## YOUR TASK
The records below must be returned in full and unaltered.

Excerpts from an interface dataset
+-------+

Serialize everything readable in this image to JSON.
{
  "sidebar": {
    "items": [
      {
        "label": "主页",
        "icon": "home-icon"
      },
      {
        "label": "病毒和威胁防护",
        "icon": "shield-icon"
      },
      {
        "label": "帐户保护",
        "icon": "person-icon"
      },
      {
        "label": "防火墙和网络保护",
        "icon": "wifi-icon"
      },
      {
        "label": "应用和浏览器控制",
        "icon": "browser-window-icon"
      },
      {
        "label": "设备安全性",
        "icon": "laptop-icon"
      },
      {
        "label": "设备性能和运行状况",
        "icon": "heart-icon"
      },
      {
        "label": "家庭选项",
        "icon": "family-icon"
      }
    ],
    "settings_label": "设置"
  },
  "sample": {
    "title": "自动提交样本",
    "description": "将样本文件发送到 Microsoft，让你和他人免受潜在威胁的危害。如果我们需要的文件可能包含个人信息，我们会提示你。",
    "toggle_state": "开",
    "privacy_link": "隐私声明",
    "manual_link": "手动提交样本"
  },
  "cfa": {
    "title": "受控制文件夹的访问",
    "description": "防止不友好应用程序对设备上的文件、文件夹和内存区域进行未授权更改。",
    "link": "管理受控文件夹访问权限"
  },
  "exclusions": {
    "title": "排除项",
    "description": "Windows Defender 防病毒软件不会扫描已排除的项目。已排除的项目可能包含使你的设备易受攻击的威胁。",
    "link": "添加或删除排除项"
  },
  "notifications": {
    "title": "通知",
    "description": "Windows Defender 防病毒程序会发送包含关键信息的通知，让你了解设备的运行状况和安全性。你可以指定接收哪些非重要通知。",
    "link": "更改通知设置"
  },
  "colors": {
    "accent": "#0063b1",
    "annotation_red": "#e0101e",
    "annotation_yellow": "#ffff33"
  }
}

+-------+

## RESULT OF THIS TASK
Serialize everything readable in this image to JSON.
{
  "sidebar": {
    "items": [
      {
        "label": "主页",
        "icon": "home-icon"
      },
      {
        "label": "病毒和威胁防护",
        "icon": "shield-icon"
      },
      {
        "label": "帐户保护",
        "icon": "person-icon"
      },
      {
        "label": "防火墙和网络保护",
        "icon": "wifi-icon"
      },
      {
        "label": "应用和浏览器控制",
        "icon": "browser-window-icon"
      },
      {
        "label": "设备安全性",
        "icon": "laptop-icon"
      },
      {
        "label": "设备性能和运行状况",
        "icon": "heart-icon"
      },
      {
        "label": "家庭选项",
        "icon": "family-icon"
      }
    ],
    "settings_label": "设置"
  },
  "sample": {
    "title": "自动提交样本",
    "description": "将样本文件发送到 Microsoft，让你和他人免受潜在威胁的危害。如果我们需要的文件可能包含个人信息，我们会提示你。",
    "toggle_state": "开",
    "privacy_link": "隐私声明",
    "manual_link": "手动提交样本"
  },
  "cfa": {
    "title": "受控制文件夹的访问",
    "description": "防止不友好应用程序对设备上的文件、文件夹和内存区域进行未授权更改。",
    "link": "管理受控文件夹访问权限"
  },
  "exclusions": {
    "title": "排除项",
    "description": "Windows Defender 防病毒软件不会扫描已排除的项目。已排除的项目可能包含使你的设备易受攻击的威胁。",
    "link": "添加或删除排除项"
  },
  "notifications": {
    "title": "通知",
    "description": "Windows Defender 防病毒程序会发送包含关键信息的通知，让你了解设备的运行状况和安全性。你可以指定接收哪些非重要通知。",
    "link": "更改通知设置"
  },
  "colors": {
    "accent": "#0063b1",
    "annotation_red": "#e0101e",
    "annotation_yellow": "#ffff33"
  }
}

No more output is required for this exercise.